* **Work instruction**
Your answer should be one number: how many lines of the data include the string "view"?
......
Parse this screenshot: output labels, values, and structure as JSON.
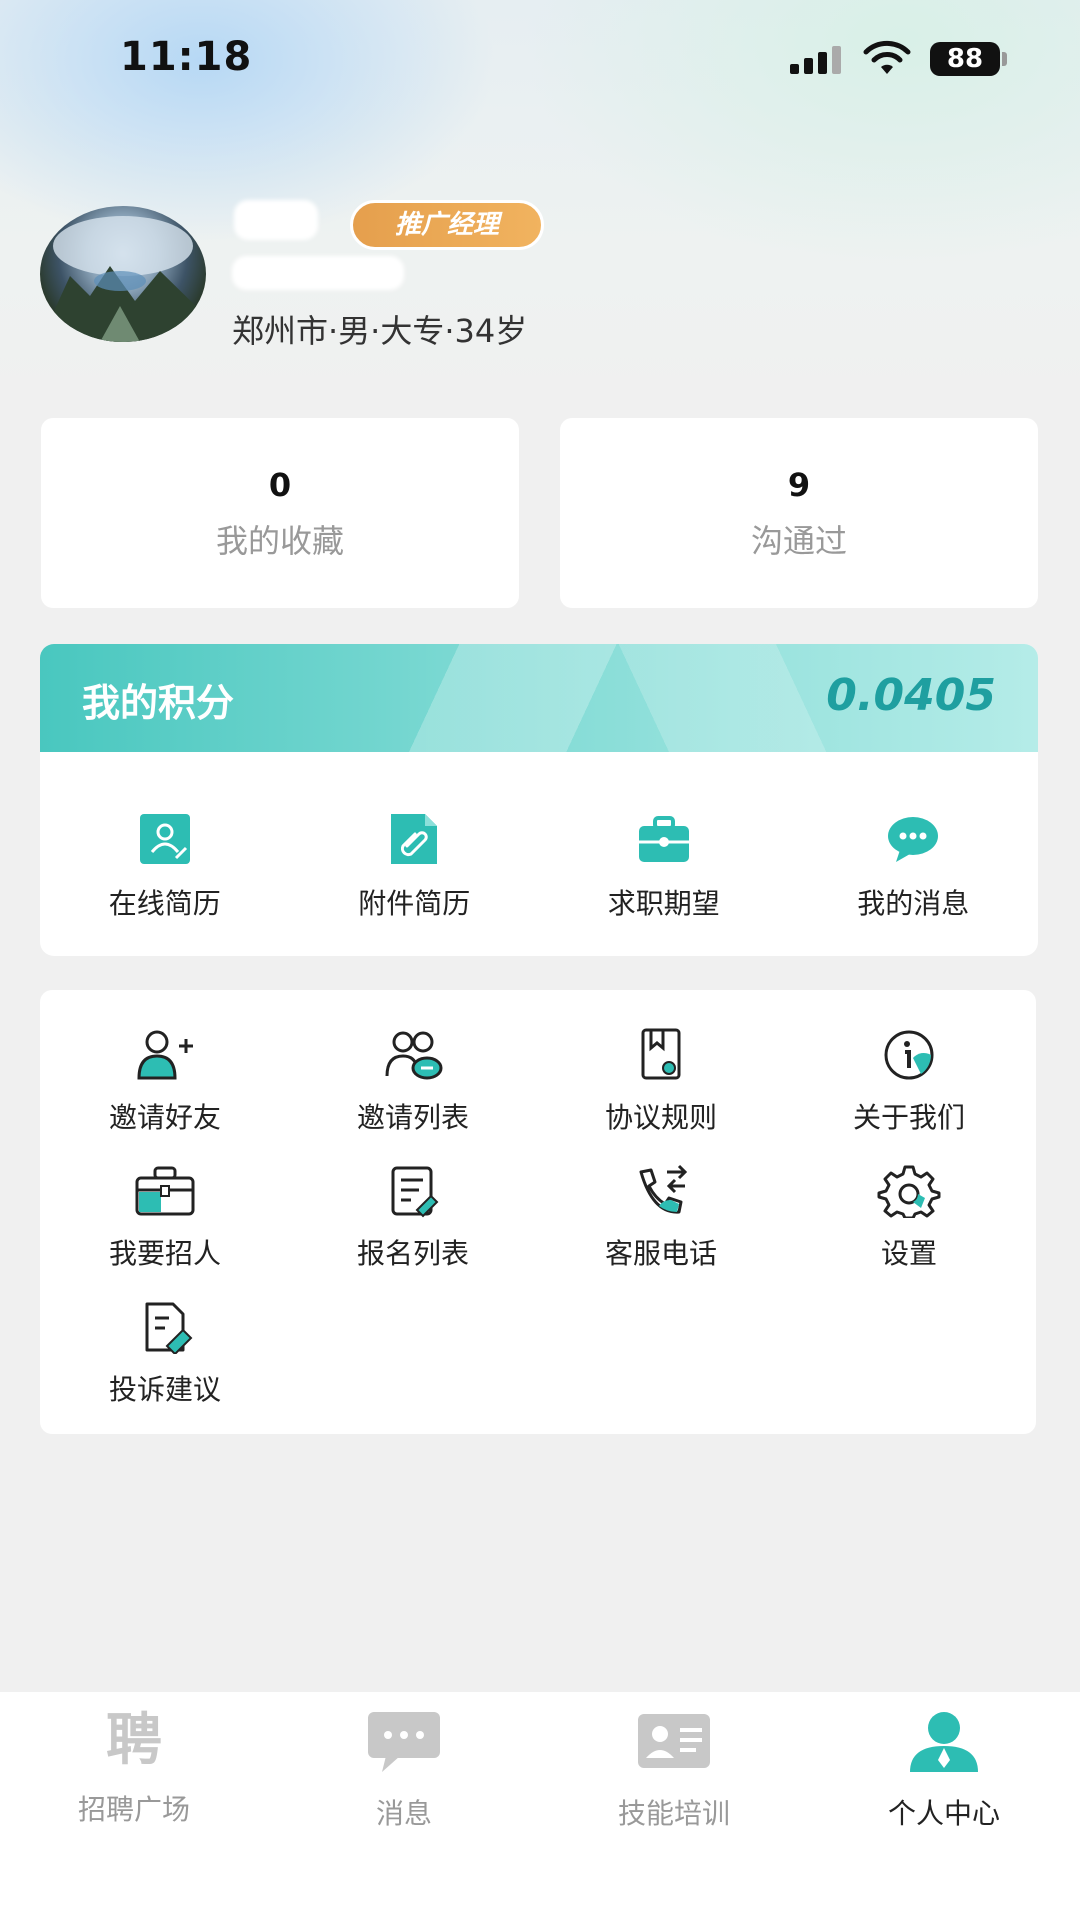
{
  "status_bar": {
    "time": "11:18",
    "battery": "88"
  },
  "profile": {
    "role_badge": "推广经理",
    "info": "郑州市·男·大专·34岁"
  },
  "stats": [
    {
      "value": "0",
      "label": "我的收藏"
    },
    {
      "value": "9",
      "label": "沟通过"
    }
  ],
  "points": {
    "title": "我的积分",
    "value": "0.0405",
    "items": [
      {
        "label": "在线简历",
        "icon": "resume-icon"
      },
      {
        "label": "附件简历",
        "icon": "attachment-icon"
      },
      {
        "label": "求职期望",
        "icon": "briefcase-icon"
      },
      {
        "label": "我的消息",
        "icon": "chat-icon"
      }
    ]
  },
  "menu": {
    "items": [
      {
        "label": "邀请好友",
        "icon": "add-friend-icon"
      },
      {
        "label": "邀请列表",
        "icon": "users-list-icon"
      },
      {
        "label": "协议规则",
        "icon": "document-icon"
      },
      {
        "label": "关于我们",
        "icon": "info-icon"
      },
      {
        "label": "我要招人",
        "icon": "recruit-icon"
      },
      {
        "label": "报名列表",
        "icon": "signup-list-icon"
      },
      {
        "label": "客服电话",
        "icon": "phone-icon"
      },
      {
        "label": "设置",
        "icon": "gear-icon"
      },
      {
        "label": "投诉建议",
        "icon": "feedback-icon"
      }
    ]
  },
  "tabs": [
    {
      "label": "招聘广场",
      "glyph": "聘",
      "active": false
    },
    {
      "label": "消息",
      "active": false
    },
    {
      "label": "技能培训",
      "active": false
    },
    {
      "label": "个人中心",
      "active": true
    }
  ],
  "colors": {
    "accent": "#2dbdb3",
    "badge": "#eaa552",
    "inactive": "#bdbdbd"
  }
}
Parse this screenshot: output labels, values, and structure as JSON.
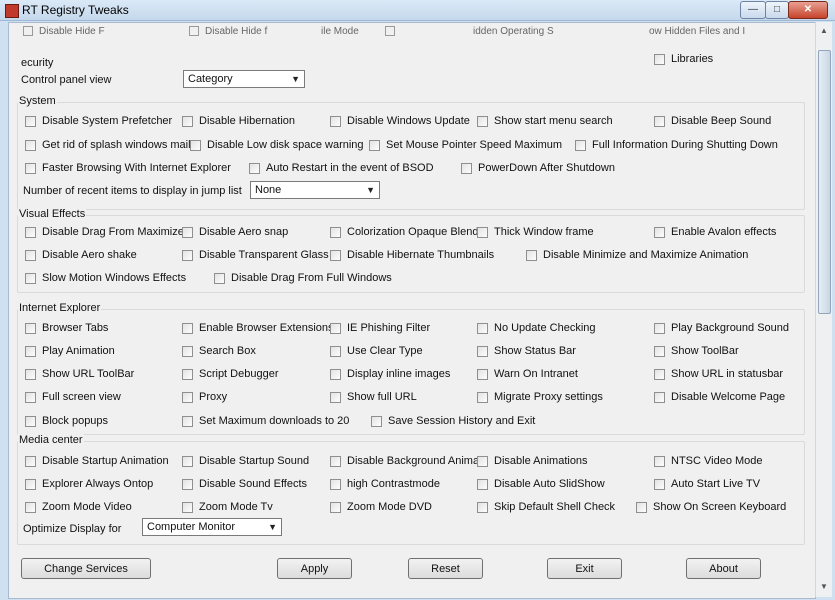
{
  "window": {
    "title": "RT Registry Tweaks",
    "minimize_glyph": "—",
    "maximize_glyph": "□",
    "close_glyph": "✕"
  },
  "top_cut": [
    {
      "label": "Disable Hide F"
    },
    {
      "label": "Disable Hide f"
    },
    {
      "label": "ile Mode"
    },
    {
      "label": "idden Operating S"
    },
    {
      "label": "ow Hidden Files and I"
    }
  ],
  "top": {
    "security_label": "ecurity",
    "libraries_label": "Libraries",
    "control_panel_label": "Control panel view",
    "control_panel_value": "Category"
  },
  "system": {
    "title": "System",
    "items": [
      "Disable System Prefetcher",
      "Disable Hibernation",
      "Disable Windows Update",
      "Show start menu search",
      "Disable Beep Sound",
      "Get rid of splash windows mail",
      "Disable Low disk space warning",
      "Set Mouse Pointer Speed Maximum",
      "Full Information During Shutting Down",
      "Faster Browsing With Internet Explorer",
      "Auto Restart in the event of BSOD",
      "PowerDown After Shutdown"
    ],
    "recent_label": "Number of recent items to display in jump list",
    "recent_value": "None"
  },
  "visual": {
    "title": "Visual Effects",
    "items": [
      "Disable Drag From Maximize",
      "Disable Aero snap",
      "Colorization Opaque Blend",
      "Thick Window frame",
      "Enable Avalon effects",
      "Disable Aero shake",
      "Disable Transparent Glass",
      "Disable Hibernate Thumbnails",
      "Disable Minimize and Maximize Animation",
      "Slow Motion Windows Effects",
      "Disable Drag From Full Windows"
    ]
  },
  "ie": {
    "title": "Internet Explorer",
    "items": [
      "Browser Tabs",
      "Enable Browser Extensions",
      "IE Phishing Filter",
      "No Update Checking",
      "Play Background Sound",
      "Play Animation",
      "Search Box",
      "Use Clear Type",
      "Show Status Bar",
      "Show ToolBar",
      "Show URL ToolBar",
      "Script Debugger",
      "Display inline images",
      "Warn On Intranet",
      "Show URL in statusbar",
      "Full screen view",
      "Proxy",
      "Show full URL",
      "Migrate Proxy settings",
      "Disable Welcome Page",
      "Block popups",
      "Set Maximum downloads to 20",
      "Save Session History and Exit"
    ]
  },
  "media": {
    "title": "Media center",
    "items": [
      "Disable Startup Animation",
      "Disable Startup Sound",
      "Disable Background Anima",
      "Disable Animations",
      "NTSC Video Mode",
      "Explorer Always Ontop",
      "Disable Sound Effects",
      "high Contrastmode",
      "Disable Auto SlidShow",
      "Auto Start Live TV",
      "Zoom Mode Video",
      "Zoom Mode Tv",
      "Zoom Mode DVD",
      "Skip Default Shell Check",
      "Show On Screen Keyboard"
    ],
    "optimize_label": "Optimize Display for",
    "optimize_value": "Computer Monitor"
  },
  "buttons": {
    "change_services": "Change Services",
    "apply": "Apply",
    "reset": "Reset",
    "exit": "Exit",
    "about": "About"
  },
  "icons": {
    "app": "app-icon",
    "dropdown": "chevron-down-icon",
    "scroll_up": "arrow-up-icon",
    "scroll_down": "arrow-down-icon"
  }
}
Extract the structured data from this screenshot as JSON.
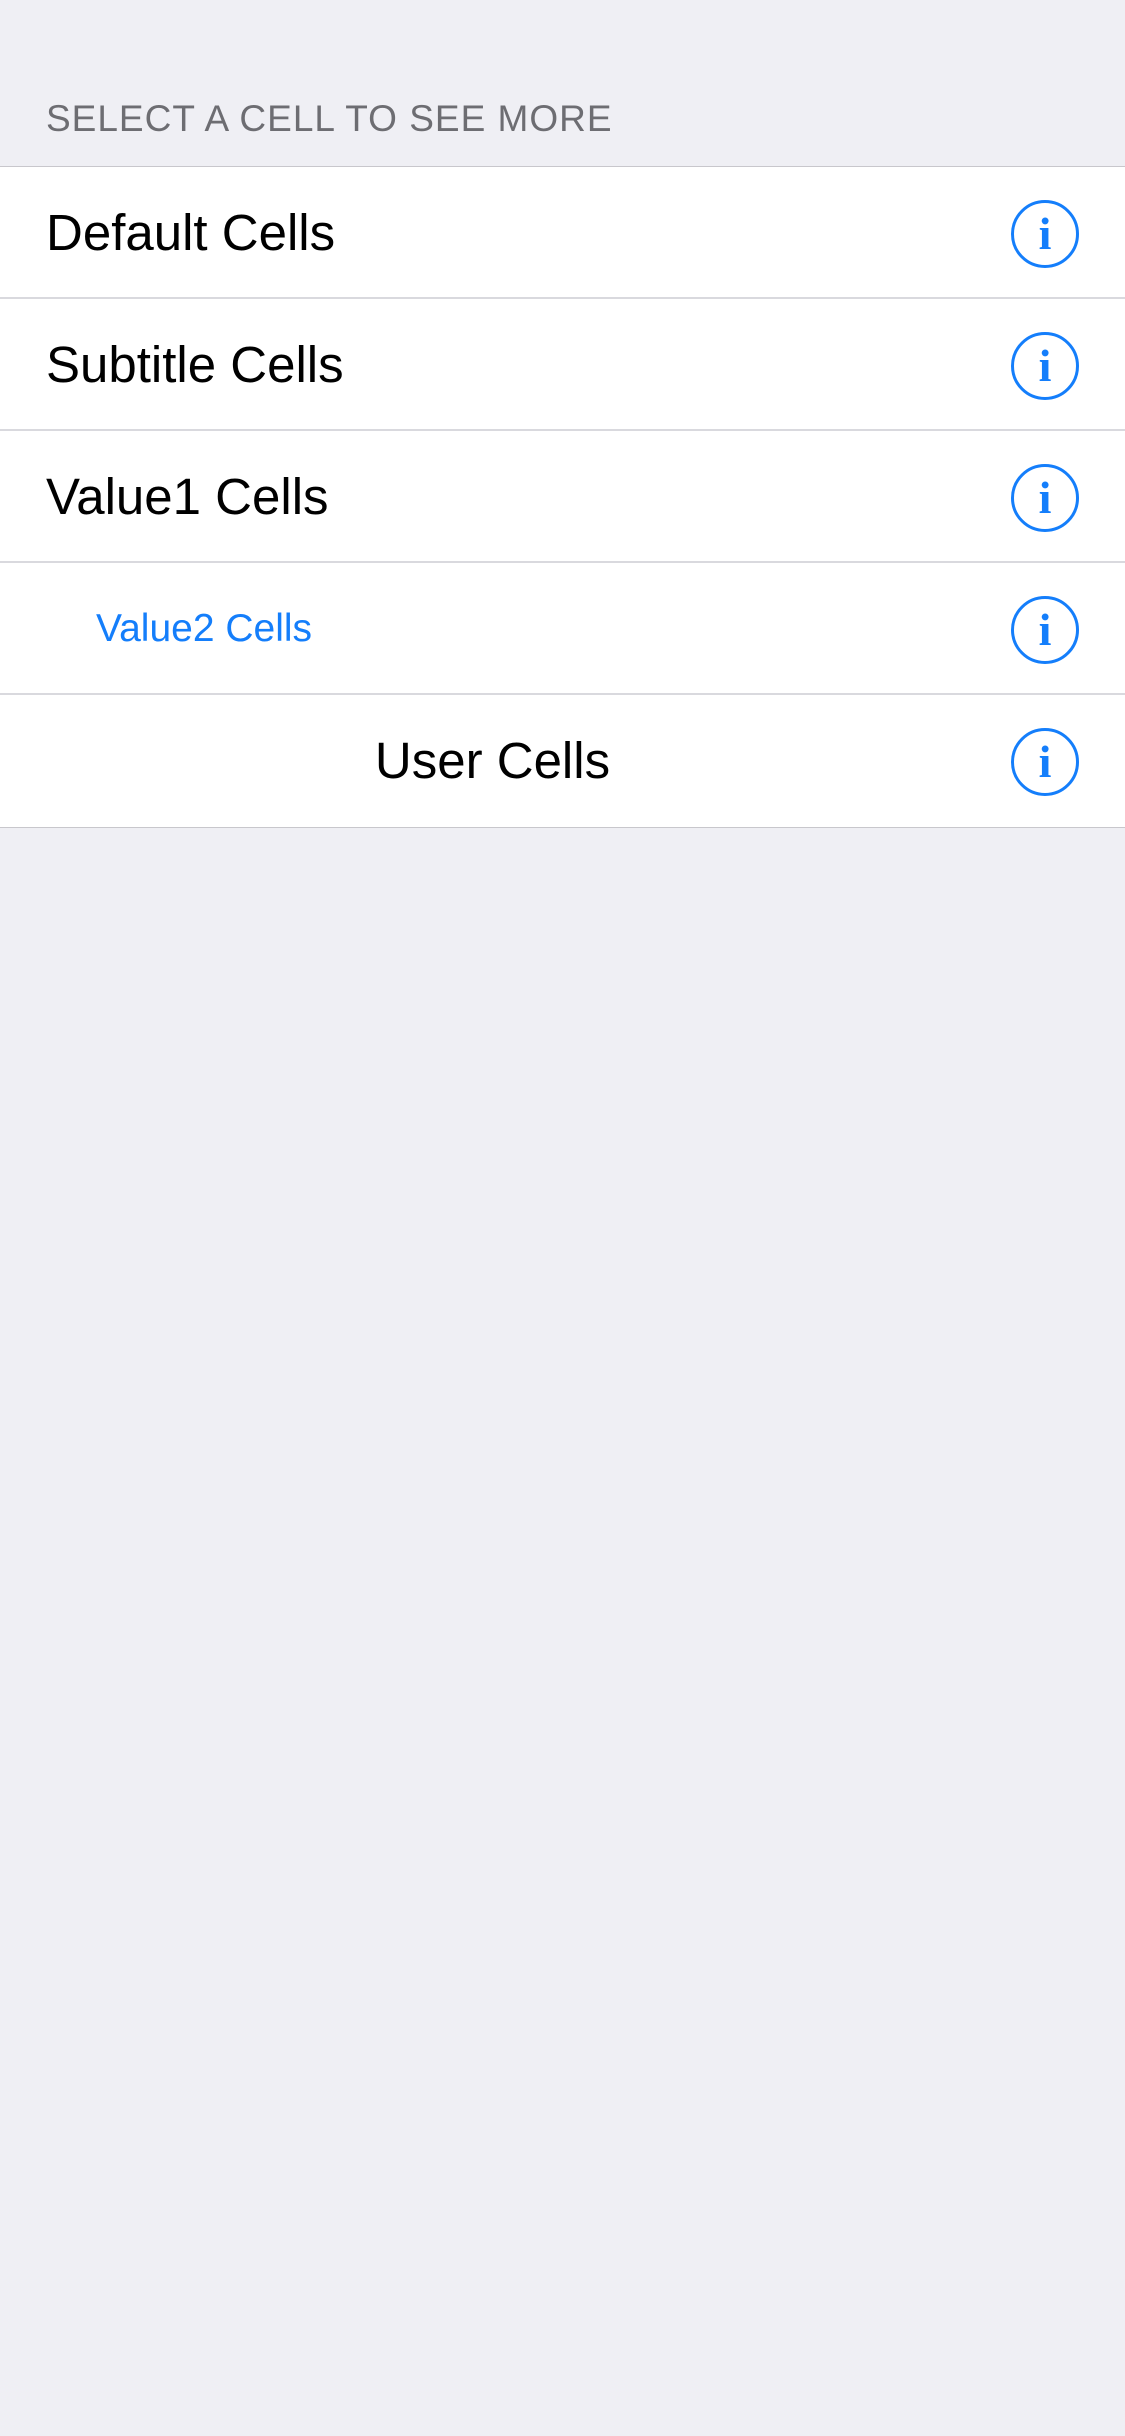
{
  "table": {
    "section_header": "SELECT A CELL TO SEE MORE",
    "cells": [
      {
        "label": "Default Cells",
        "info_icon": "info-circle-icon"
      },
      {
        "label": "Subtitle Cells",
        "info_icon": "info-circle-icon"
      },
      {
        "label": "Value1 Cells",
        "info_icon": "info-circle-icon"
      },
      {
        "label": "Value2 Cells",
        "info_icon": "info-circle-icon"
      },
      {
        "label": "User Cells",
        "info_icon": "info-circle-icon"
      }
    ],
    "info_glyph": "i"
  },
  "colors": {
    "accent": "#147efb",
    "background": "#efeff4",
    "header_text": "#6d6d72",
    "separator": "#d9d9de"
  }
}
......
* **Task response**
2